August 30, 2013
Court Grants UK Police Right to View Snowden Files, Glenn Greenwald's Gay Porn Collection UPDATE: Contained UK "NOC List"
Remember when Glenn Greenwald got all in a hissy fit when his "partner" was detained at Heathrow airport and his hard drive and memory sticks were seized? A court has now given police authority to go ahead and look at the files.
I'd hate to be the poor cop who is forced to look through this because, come on, you know what other stuff is on that hard drive in addition to NSA files stolen by Edward Snowden:
The high court has granted the Metropolitan police extended powers to investigate whether crimes related to terrorism and breaches of the Official Secrets Act have been committed following the seizure of data at Heathrow from David Miranda, the partner of a Guardian journalist.My advice: just close your eyes and think of England.

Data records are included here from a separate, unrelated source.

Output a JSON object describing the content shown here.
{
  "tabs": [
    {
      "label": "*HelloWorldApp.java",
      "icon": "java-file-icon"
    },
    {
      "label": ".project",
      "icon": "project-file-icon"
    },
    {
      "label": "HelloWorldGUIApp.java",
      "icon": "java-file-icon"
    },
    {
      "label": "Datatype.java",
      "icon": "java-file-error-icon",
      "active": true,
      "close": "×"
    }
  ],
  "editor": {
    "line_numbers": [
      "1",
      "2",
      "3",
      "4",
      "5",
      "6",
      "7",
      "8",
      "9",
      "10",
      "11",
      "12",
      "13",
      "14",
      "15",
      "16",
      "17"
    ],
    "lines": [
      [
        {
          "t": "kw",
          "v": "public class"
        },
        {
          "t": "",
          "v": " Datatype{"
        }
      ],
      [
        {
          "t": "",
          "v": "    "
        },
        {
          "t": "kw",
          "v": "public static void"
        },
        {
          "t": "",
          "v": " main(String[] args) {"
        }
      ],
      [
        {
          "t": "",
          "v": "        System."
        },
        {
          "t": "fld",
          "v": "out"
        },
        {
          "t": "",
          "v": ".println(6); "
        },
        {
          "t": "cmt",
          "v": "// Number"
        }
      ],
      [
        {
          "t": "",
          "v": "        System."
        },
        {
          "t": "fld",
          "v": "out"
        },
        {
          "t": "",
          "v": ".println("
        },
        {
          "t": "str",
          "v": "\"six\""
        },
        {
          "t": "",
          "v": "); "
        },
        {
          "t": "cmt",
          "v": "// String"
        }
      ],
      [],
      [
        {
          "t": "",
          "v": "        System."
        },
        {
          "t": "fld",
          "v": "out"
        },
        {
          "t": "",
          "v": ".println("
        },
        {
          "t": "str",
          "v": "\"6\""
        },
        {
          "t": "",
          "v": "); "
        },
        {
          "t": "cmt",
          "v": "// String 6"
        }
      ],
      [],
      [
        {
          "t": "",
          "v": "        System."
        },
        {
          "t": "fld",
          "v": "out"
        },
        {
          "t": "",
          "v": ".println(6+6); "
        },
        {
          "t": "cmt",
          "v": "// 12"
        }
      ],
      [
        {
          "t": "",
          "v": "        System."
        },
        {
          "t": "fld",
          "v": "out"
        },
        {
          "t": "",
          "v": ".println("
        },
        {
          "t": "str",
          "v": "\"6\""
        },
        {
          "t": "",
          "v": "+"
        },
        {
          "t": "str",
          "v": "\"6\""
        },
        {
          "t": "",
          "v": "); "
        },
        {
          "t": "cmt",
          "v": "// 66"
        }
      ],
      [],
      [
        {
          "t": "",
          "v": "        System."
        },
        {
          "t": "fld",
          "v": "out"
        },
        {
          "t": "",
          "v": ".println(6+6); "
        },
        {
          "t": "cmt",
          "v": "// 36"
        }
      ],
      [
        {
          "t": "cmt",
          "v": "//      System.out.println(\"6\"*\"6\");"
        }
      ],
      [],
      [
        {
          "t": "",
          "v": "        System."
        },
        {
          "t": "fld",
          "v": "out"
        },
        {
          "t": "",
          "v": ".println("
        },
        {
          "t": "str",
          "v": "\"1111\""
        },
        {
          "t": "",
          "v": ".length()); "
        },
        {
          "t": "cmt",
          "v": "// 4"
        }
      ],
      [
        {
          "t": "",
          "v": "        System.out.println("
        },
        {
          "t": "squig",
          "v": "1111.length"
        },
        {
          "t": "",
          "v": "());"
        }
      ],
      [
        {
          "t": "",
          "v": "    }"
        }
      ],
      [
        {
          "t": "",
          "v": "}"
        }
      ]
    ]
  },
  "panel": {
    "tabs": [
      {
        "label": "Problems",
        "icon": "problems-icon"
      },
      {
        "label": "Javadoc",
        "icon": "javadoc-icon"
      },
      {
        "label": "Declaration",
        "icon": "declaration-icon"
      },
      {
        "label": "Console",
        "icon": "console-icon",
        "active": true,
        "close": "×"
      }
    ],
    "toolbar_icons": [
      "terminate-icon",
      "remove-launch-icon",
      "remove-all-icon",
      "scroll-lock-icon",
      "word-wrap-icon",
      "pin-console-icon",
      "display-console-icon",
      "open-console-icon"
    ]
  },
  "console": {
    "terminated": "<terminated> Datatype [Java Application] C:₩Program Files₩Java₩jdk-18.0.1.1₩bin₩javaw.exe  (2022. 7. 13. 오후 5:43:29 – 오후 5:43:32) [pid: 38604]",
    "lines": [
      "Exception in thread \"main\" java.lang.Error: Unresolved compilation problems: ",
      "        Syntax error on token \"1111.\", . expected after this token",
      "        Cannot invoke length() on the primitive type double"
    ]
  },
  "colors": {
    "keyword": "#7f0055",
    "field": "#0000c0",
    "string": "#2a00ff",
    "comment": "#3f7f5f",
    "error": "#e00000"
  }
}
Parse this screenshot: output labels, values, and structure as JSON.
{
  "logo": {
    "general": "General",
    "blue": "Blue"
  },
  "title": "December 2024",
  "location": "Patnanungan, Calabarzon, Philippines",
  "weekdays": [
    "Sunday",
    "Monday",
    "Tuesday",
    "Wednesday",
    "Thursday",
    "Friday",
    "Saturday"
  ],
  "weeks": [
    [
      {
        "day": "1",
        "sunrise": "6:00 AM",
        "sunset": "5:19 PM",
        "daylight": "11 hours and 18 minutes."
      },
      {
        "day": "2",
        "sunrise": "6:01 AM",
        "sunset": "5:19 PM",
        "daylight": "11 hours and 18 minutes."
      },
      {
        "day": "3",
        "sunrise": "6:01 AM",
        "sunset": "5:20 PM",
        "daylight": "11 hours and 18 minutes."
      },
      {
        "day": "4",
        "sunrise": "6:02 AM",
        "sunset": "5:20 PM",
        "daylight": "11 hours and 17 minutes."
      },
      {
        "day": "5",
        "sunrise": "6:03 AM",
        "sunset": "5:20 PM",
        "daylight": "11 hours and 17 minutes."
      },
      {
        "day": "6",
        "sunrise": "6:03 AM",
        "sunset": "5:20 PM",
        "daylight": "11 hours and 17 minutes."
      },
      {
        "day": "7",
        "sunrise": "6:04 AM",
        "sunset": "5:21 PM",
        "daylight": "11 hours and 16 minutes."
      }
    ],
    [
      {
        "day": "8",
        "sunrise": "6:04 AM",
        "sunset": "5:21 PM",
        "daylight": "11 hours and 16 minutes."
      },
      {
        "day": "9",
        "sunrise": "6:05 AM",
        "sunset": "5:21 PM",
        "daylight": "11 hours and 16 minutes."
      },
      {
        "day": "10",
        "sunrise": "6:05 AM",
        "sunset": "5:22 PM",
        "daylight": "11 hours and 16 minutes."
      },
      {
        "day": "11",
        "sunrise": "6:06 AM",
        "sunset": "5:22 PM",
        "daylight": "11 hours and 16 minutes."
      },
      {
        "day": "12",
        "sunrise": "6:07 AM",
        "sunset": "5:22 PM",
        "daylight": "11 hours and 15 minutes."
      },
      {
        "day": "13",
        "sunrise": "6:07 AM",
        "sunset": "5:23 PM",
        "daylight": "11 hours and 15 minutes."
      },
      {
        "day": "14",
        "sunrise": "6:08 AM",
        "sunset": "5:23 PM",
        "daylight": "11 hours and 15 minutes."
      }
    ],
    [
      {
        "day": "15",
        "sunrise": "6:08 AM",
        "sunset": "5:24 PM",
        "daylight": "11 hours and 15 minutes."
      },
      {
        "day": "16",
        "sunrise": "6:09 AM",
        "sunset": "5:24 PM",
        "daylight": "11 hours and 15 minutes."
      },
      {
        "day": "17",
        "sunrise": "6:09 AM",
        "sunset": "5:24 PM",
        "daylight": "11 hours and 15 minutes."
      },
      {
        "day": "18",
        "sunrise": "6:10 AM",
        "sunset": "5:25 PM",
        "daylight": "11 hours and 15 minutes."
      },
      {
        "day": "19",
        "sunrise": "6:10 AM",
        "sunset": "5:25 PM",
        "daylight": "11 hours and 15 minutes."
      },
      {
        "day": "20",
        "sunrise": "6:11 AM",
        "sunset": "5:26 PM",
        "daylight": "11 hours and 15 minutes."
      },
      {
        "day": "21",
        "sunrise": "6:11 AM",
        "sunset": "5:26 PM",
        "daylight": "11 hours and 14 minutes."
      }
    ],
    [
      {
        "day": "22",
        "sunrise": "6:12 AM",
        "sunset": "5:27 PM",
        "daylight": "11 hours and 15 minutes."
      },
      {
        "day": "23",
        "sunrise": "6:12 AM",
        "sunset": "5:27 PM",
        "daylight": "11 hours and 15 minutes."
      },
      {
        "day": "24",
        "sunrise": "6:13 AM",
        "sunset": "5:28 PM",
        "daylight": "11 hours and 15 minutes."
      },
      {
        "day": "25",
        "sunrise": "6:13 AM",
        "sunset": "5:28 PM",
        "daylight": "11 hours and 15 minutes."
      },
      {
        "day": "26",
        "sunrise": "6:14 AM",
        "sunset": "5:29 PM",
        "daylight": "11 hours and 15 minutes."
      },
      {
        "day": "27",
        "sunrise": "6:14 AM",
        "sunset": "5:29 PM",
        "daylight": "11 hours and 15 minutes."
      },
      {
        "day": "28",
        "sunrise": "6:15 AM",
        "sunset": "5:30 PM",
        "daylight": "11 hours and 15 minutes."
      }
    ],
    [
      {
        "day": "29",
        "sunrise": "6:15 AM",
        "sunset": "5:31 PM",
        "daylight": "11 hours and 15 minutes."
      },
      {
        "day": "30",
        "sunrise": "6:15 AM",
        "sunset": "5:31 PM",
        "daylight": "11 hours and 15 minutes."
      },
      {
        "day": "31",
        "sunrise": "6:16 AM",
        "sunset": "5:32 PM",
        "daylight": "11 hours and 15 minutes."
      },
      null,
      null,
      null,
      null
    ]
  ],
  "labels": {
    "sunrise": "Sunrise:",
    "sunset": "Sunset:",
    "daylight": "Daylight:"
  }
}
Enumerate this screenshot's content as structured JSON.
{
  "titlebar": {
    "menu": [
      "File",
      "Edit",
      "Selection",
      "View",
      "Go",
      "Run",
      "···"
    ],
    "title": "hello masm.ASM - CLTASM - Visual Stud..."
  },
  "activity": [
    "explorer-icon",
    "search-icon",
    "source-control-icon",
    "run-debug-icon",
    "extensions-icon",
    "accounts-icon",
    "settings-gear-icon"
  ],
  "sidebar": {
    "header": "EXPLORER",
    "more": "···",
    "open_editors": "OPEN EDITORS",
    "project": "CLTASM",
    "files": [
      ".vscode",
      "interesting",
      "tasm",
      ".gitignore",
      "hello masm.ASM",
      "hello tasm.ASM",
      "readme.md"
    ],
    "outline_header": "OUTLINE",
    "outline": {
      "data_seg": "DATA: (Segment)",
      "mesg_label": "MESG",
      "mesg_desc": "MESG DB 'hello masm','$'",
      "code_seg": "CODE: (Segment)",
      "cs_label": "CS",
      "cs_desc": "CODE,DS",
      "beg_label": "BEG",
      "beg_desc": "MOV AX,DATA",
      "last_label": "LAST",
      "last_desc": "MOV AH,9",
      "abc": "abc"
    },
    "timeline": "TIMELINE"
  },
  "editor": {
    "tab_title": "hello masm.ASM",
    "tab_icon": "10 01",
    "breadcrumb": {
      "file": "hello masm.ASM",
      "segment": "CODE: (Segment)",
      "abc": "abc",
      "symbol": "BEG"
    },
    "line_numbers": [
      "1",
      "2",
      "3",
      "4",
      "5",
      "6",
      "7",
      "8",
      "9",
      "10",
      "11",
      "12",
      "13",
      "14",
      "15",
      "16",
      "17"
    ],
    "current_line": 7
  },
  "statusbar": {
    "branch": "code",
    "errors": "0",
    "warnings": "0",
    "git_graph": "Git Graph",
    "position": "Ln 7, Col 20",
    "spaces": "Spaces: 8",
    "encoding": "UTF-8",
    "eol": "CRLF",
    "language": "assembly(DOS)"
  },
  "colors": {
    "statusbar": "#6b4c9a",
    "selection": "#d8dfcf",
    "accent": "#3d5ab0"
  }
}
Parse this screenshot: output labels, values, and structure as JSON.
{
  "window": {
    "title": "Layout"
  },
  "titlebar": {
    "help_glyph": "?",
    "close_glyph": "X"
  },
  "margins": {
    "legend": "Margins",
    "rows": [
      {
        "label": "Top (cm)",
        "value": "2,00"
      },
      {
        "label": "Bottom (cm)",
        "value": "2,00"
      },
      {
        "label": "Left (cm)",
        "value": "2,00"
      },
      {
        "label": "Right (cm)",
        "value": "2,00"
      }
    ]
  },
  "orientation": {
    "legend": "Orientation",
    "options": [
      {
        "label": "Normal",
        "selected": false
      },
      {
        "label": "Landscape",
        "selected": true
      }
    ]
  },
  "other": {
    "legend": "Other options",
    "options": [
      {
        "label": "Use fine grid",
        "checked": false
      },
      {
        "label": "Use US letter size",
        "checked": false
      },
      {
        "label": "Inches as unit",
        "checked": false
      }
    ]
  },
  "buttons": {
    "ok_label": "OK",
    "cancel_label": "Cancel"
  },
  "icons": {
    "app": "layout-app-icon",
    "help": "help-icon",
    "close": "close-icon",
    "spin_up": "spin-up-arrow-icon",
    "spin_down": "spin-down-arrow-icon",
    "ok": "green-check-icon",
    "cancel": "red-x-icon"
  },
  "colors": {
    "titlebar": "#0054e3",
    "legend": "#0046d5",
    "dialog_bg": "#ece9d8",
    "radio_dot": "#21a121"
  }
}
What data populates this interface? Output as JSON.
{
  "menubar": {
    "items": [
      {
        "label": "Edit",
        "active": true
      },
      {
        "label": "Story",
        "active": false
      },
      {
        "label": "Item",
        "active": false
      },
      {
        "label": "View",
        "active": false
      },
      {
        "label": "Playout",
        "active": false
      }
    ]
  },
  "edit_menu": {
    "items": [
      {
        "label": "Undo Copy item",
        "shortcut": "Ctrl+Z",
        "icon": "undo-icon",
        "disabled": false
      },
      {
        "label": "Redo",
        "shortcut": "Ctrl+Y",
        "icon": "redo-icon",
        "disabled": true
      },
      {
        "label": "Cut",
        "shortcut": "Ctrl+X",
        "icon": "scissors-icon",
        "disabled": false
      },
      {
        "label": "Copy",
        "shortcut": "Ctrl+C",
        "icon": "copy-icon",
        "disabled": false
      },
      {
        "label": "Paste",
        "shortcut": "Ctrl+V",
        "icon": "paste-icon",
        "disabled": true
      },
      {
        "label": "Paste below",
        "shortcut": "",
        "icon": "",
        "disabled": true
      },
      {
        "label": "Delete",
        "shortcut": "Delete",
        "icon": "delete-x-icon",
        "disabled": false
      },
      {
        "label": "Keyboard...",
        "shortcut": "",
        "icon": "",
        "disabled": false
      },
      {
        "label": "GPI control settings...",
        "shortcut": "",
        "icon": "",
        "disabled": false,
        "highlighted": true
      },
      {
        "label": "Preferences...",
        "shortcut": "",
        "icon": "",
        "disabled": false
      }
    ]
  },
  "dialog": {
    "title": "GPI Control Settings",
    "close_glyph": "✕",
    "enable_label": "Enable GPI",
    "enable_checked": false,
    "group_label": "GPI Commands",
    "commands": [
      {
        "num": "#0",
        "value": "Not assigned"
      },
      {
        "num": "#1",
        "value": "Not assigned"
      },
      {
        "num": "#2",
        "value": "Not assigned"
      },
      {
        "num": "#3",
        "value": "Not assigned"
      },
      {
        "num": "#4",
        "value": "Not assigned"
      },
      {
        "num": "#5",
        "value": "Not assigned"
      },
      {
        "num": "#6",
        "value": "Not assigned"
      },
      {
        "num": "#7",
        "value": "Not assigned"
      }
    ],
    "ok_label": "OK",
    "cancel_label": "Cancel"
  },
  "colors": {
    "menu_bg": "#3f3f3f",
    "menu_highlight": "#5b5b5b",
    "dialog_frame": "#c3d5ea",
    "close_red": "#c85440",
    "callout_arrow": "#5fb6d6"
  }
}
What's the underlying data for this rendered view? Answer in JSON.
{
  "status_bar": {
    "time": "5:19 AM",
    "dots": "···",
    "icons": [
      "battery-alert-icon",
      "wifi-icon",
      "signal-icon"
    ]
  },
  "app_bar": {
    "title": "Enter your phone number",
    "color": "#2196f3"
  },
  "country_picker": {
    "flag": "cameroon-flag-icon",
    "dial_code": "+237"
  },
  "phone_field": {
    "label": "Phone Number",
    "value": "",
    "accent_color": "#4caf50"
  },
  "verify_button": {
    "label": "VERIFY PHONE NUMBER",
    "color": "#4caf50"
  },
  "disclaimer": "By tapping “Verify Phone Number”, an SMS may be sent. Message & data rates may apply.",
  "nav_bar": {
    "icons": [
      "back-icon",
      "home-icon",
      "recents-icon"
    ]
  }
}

At a hearing in front of Lord Justice Laws and Mr Justice Kenneth Parker, lawyers for Miranda said they had agreed to the terms of wider police powers to investigate a hard drive and memory sticks containing encrypted material that were seized on 18 August. Previously the inspection had been conducted on the narrower grounds of national security.
Following the court ruling, the police will now be allowed to examine the material to investigate whether a crime of "communication of material to an enemy" has been committed as well as possible crimes of communication of material about members of the military and intelligence services that could be useful to terrorists.
UPDATE: From the Blaze:
United Kingdom authorities say they made an astonishing discovery when they detained David Miranda, journalist Glenn Greenwald’s partner, earlier this month at Heathrow Airport.I might have made that last part up.
Miranda had hidden among the 58,000 documents he was carrying some extremely sensitive national security data, and, according to a U.K. national security adviser. Miranda also was in possession of nearly thirty hours of hardcore gay porn, he added
But all kidding aside, check this out:
Robbins said that the case material included 58,000 documents that were “highly classified U.K. intelligence documents.” ...That's some "whistleblower", huh? He's carrying around the UK's "NOC list" (NOC = Non Official Cover). I'm pretty sure I've seen a movie or two about how bad that would be if it fell into the wrong hands.
The material contains “personal information that would allow British intelligence staff to be identified,” including overseas.
In what could be a particularly troubling development, the U.K. government has “had” to assume that Snowden’s data is in the hands of foreign governments to which he has traveled: Hong Kong and Russia.
But don't worry, Glenn Greenwald assures us that he and Edward Snowden are too smart to let sensitive information fall into the wrong hands. Trust them.